Update 3 December 2010: I already noted this with my review of the Lupine Betty 2011, but will place it here as well: The oncoming test with the Lupine Betty made it clear it's not the amount of light per se that blinds you, but having a fairly strong hotspot. A strong light in your face such as the Lupine Betty is very unpleasant, but won't blind you completely because the beam is much more homogeneous, so you can still see the road from the light that the Betty puts out. This doesn't work for the Magicshine, as its hotspot is fairly strong, and its main beam is weak except very close to the bike.
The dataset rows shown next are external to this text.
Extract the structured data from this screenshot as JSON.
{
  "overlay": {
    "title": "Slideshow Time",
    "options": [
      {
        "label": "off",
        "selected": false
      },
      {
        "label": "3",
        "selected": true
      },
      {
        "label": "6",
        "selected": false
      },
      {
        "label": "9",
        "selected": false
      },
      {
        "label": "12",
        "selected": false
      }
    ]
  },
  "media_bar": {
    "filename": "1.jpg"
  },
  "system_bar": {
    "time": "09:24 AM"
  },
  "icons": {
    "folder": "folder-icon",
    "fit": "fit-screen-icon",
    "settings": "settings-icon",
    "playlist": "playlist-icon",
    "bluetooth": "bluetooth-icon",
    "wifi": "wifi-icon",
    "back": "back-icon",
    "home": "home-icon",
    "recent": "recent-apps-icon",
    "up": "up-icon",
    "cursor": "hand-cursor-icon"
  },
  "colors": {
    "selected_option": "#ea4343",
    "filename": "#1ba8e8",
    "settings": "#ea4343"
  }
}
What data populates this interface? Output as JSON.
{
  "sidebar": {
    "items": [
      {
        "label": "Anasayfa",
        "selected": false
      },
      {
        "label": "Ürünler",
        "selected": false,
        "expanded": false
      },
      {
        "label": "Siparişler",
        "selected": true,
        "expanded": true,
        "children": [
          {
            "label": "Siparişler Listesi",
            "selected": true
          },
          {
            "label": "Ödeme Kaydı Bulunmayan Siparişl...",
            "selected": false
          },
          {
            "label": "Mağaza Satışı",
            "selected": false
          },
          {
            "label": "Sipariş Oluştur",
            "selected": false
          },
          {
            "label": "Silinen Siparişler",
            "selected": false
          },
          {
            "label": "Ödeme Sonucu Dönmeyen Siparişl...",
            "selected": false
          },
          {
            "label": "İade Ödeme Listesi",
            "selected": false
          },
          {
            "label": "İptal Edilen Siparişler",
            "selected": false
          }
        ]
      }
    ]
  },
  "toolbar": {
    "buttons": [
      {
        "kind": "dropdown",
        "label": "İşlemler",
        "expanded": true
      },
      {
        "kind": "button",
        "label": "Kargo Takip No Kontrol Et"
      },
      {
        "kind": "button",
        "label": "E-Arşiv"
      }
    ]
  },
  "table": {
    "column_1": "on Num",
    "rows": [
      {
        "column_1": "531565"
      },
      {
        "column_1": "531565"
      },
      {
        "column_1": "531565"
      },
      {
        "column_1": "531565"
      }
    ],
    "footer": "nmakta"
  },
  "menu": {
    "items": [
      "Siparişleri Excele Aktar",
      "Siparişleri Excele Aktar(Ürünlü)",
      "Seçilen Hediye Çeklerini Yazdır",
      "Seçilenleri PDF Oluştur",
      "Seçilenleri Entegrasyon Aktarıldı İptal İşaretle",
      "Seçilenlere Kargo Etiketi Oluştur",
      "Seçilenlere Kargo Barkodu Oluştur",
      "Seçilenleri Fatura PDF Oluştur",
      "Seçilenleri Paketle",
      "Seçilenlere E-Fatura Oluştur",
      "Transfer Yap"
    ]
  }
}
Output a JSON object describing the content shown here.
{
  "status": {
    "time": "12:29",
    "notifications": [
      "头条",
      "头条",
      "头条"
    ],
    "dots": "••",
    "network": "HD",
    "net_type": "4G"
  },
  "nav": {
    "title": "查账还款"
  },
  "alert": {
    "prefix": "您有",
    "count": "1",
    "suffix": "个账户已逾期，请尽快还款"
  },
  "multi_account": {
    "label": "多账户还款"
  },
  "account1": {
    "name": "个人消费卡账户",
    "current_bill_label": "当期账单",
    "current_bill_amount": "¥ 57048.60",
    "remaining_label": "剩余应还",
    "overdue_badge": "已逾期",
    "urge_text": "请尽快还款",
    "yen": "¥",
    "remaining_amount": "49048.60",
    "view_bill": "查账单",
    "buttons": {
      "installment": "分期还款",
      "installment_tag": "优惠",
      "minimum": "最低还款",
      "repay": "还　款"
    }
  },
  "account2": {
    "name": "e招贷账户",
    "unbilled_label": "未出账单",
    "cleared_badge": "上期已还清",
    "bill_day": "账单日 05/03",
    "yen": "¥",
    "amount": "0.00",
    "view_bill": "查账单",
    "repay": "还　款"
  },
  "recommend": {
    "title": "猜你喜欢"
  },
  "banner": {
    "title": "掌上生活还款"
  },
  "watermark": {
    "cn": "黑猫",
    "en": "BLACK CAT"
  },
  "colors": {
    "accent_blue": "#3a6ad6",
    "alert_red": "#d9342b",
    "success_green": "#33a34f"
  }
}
The Magicshine is amazing for the price, and shows what more light can do. It gives more comfort and it is nice to have more light on the road than the Edelux gives (which is the case for a short distance from the front wheel) as I've experienced when comparing it to the Edelux. However, the circular beam is annoying to oncoming traffic, and even dangerous in some cases as you get totally blinded for a fair distance, and whether set on high beam or low beam makes almost no difference to that. Further, the beam doesn't give a smooth light carpet that the Edelux gives, which means it's actually not any better than the Edelux (for riding on the road). So it shows that more light on the road is very nice but also that a beam with cutoff is necessary for not annoying oncoming traffic, safety, and using the available light efficiently.
One final point: An Edelux that's aimed incorrectly (with the cutoff above the horizon) is even worse than the Magicshine for oncoming traffic. More about this can be found on the page about annoyances caused by lamps.
Last modified: Fri Dec 21 10:49:21 CET 2012